-- Apart from ANESSA, what commercials have you been involved in that involved musical collaborations?
Ono: From the second half of the 1990s to the first half of the 2000s, I was in charge of collaborations such as the hair care brand TESSERA, which involved a collaboration with artistes including PUFFY and SPEED, as well as Kazuyoshi Saito's "Zutto Sukidatta" for IN&ON beauty food and cosmetic products.
-- The products that involved these collaborations with renowned artistes became the talk of the town at the time, and the songs also became hot-sellers. What do you think about the fact that Mr. Ono as a man is promoting products for women?
Ono: I think that women, who have a better understanding of the reality of being a woman, are better at producing commercials that have excellent qualities of empathy and familiarity. On the other hand, I believe that men are better at producing commercials that create excitement, an element of surprise, or which make women discover an attractive side to themselves that they had never realized before.

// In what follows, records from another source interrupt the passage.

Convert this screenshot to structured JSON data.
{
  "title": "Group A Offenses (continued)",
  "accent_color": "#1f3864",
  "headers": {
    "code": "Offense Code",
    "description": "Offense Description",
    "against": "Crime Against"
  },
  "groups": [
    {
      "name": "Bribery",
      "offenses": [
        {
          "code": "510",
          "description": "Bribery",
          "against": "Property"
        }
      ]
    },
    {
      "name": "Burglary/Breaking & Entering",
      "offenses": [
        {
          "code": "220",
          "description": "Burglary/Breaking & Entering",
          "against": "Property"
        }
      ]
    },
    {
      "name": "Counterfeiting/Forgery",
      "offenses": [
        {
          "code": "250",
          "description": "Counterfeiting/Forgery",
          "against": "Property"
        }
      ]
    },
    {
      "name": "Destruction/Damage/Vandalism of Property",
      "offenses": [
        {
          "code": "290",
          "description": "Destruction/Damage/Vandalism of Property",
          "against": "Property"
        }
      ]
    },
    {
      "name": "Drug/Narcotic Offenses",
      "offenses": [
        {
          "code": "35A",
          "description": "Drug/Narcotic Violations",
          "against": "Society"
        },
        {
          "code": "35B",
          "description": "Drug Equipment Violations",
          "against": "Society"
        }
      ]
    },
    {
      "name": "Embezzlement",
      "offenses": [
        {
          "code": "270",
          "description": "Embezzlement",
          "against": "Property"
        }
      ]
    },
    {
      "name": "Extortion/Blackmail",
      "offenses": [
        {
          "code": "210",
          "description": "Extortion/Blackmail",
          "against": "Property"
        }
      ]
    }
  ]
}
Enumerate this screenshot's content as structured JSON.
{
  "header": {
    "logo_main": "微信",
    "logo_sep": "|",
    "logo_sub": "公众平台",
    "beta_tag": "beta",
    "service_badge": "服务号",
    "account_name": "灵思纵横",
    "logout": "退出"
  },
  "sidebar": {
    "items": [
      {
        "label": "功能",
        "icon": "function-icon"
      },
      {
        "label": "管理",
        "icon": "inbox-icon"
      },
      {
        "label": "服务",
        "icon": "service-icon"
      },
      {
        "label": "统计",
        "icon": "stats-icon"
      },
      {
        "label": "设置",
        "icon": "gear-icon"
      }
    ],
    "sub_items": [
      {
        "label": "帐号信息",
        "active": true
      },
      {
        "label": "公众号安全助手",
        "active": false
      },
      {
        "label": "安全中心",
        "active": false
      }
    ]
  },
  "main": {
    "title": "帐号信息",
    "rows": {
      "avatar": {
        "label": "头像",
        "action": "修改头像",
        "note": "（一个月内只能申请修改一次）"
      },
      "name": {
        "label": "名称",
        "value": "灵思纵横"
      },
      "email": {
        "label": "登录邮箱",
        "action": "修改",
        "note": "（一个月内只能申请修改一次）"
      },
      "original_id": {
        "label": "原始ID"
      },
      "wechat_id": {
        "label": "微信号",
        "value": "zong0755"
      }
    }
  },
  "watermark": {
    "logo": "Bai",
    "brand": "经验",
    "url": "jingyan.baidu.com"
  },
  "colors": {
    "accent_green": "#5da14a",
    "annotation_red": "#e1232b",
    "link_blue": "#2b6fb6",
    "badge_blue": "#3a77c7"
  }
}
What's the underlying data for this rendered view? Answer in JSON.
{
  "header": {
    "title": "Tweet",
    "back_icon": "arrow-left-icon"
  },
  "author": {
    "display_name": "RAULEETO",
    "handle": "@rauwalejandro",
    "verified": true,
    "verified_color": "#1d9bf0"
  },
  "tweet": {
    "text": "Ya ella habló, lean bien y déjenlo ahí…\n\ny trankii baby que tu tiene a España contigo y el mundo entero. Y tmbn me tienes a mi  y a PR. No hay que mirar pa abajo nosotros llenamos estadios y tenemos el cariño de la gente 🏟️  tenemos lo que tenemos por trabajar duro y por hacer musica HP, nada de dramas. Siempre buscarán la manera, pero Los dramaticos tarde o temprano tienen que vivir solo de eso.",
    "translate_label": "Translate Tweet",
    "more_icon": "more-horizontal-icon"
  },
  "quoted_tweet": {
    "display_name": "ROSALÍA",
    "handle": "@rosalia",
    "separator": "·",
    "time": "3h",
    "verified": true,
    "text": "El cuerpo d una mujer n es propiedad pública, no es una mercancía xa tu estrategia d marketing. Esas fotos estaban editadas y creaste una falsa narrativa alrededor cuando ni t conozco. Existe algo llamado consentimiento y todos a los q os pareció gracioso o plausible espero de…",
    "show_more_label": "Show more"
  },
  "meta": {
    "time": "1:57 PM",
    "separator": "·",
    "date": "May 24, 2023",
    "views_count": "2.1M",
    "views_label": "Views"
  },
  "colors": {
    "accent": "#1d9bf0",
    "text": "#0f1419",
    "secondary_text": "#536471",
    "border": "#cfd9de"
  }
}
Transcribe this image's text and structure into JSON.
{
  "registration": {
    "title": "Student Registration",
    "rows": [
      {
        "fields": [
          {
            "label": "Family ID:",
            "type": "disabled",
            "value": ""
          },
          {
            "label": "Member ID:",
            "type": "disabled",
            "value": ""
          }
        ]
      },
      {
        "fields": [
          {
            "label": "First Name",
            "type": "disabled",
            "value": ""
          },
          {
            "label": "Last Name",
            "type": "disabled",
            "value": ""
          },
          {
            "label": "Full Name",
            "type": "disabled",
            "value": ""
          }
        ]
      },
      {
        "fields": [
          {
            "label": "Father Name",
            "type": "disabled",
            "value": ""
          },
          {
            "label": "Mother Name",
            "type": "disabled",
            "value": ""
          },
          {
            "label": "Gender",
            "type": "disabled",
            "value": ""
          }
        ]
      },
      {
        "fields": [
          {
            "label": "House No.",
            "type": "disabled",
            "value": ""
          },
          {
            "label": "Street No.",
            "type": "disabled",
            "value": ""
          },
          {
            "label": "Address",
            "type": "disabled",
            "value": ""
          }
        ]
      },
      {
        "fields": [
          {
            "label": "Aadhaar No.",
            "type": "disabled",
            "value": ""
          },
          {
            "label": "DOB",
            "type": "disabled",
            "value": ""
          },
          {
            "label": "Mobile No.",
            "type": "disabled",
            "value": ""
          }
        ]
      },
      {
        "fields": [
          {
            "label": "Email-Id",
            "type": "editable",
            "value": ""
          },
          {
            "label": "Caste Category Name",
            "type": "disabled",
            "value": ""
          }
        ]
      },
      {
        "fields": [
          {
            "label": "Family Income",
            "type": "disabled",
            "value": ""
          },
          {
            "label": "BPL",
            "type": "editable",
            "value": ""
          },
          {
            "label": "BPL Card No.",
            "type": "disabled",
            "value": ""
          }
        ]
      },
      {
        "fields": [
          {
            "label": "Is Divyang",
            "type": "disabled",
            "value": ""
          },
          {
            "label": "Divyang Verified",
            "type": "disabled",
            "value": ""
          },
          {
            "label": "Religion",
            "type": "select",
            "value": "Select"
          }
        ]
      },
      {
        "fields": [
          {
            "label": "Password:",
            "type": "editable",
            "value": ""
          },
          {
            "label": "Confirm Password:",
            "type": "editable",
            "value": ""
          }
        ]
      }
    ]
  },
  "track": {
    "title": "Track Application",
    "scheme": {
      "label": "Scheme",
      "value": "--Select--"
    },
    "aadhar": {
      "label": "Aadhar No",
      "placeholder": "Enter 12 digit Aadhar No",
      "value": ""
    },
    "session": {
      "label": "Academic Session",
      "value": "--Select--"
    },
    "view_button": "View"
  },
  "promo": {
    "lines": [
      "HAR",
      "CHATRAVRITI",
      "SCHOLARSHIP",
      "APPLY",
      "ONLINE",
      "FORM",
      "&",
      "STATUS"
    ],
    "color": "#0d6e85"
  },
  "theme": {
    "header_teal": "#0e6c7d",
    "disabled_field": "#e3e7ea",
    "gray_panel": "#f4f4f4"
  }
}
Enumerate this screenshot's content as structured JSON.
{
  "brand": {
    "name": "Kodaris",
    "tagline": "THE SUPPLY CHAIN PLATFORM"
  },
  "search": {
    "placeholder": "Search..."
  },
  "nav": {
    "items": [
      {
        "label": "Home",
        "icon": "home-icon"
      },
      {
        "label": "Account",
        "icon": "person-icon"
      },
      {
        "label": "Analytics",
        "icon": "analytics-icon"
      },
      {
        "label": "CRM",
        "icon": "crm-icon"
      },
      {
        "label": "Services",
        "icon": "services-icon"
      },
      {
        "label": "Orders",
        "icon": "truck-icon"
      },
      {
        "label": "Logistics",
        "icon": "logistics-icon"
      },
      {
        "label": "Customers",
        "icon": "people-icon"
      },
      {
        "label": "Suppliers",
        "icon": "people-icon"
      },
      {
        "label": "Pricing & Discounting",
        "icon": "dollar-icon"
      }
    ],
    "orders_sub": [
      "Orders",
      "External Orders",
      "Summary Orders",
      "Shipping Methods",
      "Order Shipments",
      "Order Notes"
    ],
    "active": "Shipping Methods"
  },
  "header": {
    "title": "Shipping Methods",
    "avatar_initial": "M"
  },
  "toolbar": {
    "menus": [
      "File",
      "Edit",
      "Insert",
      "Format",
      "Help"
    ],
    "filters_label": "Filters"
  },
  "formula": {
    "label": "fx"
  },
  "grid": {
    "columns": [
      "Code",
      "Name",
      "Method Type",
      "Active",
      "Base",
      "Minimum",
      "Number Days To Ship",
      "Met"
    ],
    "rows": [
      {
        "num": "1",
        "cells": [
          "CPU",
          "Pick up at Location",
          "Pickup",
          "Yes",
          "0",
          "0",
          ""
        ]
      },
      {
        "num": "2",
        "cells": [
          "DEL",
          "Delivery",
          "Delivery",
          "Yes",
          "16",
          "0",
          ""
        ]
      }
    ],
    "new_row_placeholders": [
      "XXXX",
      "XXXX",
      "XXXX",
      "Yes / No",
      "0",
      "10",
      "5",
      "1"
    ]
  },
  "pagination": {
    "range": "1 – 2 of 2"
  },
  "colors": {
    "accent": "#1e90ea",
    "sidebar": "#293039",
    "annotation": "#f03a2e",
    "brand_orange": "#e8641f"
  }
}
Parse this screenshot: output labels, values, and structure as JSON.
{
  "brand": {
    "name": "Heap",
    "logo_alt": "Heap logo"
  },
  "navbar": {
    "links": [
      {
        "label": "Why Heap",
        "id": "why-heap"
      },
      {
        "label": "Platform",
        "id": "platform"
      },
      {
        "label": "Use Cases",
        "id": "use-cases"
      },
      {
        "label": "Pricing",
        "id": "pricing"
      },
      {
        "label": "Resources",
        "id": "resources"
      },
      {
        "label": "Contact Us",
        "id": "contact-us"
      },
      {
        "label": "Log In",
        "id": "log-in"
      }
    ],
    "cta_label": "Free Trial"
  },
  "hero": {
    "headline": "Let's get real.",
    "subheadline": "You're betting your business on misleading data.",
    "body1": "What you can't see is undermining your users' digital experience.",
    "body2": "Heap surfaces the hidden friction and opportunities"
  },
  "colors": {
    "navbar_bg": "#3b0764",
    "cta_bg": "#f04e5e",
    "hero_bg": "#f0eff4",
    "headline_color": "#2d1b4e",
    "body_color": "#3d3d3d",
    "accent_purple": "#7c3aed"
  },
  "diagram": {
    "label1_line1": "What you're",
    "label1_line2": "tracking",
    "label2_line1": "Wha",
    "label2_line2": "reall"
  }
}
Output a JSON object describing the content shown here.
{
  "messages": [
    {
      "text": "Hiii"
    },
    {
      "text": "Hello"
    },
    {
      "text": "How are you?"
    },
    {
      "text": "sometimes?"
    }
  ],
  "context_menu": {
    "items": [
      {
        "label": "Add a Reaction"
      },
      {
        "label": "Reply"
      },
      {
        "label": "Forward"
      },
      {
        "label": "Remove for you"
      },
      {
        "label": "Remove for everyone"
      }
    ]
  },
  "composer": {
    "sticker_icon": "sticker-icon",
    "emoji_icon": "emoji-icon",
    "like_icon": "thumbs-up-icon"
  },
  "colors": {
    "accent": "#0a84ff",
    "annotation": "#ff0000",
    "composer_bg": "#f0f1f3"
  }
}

Even for ANESSA's commercials, I think that it is very important to distinguish between the "sexiness that women like" and the "sexiness that women dislike." However, if I do not take up the challenge of tackling that delicate aspect in depicting women, I would definitely not be able to produce a memorable "poem of summer."
-- Having overcome numerous difficulties, you have succeeded in producing commercials for ANESSA and other brands, which leave a strong impression on the minds of people.
Ono: Well... in fact, I never felt that it was difficult. Even ordinarily, I like to think about how to make women happy. I am a complete feminist (laughs). Since my job involves thinking about how I can make a woman look the most beautiful, it is not something that poses any difficulty for me. Rather, I find it enjoyable. I consider my current job to be my natural calling. I believe that the happier women are, the happier the entire world will become.